Prompt →
Each line of the listing that includes the string "JSON" is to be identified and copied.

Supplied information →
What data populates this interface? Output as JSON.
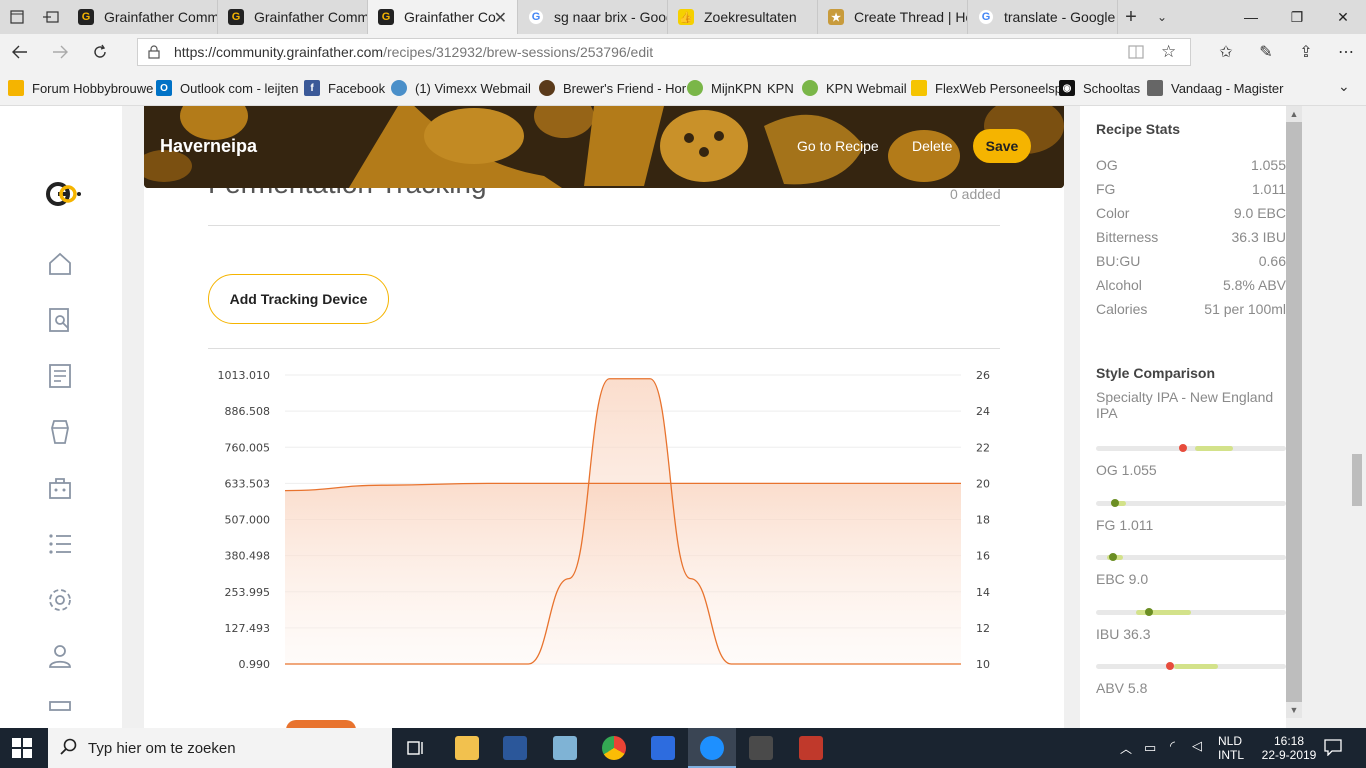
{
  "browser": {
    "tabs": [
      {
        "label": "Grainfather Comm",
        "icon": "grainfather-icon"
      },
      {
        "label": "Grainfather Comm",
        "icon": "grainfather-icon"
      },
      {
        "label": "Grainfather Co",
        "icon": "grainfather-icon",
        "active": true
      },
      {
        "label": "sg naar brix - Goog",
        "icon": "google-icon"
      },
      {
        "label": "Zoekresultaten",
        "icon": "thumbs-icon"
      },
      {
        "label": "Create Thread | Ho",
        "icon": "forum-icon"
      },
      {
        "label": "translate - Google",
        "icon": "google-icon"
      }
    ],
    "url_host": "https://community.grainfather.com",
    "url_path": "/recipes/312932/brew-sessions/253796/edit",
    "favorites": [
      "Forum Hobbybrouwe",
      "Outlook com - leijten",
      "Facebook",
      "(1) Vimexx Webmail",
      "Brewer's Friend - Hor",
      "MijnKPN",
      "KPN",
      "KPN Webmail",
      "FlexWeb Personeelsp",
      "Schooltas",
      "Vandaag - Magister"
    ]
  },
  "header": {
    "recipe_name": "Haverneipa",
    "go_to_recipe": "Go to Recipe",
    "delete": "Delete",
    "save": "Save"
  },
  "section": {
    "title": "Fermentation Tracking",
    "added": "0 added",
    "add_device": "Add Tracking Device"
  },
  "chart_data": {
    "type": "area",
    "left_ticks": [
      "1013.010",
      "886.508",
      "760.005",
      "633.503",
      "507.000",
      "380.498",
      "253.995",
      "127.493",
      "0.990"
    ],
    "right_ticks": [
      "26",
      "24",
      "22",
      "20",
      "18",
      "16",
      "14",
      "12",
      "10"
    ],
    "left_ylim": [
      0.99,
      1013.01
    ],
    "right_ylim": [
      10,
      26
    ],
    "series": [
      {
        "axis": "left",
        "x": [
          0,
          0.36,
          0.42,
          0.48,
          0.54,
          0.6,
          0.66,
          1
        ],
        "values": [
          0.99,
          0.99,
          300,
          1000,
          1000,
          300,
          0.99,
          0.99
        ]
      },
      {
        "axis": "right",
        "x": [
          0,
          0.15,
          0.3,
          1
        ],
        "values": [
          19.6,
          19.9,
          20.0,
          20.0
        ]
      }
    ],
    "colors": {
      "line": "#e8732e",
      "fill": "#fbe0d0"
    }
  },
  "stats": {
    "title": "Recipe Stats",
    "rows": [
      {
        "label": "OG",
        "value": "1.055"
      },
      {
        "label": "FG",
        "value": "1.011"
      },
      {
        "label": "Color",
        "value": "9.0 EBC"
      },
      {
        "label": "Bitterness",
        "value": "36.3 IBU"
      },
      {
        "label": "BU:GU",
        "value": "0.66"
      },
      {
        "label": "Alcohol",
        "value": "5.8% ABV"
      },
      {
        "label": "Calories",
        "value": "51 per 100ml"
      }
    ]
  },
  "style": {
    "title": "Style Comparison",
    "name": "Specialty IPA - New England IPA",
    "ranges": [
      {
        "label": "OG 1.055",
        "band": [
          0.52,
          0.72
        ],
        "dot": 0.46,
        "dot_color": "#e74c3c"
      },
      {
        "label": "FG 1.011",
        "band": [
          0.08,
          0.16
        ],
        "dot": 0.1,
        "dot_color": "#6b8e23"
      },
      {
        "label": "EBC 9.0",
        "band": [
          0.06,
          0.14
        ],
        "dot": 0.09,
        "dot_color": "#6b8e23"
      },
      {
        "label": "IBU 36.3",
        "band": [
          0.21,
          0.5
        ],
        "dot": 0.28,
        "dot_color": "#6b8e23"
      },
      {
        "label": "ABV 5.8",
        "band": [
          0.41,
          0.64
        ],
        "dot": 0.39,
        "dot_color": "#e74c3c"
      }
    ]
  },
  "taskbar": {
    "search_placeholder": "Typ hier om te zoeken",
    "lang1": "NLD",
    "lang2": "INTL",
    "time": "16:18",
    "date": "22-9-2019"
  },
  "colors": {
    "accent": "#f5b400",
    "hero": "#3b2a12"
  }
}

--

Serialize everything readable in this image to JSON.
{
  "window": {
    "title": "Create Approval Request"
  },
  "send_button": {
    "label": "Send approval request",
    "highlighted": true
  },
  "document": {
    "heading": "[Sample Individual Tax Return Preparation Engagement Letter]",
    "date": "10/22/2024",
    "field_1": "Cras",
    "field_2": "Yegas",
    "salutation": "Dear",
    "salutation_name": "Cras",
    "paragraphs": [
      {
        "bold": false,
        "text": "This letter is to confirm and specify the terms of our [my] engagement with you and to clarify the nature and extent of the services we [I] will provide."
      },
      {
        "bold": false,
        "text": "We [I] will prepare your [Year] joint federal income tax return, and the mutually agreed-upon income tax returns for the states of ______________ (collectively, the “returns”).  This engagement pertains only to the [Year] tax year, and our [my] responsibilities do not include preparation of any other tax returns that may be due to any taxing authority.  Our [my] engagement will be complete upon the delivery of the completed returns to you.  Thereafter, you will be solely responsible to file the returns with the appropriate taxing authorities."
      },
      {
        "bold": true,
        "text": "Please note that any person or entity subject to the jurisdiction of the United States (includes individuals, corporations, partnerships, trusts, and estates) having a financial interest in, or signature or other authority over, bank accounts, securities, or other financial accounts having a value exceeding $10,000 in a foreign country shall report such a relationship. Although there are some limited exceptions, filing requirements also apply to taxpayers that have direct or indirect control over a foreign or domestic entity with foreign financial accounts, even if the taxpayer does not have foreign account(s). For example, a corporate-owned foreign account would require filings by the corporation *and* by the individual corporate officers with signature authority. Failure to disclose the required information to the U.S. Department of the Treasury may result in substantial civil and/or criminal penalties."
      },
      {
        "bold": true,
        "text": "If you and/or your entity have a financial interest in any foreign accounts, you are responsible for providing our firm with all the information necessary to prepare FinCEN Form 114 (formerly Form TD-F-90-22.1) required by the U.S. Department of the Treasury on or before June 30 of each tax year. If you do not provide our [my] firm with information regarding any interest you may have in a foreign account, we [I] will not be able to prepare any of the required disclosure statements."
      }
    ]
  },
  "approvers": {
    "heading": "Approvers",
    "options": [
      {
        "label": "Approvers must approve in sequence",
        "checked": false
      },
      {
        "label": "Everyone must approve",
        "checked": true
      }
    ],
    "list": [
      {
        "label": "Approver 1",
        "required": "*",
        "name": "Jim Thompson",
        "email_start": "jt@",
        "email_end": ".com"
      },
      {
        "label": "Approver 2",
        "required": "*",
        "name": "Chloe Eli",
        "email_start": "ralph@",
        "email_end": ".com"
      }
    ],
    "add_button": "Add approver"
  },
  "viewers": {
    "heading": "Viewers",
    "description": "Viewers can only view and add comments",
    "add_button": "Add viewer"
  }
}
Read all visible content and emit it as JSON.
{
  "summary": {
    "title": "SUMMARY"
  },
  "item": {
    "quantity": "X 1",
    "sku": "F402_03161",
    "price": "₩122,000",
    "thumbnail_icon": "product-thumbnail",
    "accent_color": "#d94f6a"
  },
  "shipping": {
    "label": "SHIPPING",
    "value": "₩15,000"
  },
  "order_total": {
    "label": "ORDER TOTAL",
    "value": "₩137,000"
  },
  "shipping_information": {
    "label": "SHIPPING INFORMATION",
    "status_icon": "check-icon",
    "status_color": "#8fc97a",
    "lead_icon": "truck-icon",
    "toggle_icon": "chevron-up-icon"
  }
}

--

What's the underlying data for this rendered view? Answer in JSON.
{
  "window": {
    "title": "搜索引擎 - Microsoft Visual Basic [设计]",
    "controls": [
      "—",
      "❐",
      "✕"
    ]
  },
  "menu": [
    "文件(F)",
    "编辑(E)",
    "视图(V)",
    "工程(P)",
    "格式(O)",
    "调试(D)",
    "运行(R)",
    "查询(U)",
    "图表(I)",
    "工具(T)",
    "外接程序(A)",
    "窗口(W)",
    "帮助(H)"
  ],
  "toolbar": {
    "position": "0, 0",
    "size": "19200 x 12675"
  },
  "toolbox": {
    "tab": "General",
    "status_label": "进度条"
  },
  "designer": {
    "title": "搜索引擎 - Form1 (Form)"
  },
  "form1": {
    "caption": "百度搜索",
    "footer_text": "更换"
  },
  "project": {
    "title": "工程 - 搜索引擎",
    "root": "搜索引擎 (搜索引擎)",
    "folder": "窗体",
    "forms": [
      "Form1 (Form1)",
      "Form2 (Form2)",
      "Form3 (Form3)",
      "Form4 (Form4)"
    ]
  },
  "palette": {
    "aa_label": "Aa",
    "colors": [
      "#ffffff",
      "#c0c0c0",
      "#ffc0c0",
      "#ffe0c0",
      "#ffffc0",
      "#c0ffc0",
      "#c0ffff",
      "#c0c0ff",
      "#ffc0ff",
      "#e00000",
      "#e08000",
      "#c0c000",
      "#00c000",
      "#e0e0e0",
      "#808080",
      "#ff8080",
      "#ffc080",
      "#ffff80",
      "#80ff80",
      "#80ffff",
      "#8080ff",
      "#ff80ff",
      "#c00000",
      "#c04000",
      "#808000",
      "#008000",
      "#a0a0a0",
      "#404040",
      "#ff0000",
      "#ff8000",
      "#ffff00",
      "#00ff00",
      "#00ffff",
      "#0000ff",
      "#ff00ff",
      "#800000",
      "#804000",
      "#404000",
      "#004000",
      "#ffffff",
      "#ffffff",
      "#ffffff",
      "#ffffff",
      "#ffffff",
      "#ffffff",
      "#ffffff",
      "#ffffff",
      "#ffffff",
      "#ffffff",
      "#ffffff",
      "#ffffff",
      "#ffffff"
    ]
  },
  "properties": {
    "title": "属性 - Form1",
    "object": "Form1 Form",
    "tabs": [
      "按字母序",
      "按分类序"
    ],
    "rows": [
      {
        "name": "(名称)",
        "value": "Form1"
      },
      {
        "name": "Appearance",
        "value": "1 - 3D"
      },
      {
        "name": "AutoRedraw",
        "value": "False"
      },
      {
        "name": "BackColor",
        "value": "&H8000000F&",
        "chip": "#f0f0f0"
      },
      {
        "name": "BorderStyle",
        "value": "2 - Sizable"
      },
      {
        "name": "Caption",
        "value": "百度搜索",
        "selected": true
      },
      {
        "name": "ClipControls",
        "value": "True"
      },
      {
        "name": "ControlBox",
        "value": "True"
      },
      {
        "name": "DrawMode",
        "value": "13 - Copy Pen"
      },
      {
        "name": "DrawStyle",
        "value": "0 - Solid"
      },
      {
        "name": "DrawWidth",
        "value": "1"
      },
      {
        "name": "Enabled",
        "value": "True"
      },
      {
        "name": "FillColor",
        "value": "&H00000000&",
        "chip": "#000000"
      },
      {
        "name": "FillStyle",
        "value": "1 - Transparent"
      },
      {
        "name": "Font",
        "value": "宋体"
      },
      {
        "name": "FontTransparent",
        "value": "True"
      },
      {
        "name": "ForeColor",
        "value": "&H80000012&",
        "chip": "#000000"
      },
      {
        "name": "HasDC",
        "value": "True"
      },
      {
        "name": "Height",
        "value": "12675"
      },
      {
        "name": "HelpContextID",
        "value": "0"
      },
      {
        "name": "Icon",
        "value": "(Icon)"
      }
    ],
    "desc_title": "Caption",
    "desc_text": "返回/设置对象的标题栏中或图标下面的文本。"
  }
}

Solution to this exercise →
What data populates this interface? Output as JSON.
Serialize everything readable in this image to JSON.
Read all visible content and emit it as JSON.
What's the underlying data for this rendered view? Answer in JSON.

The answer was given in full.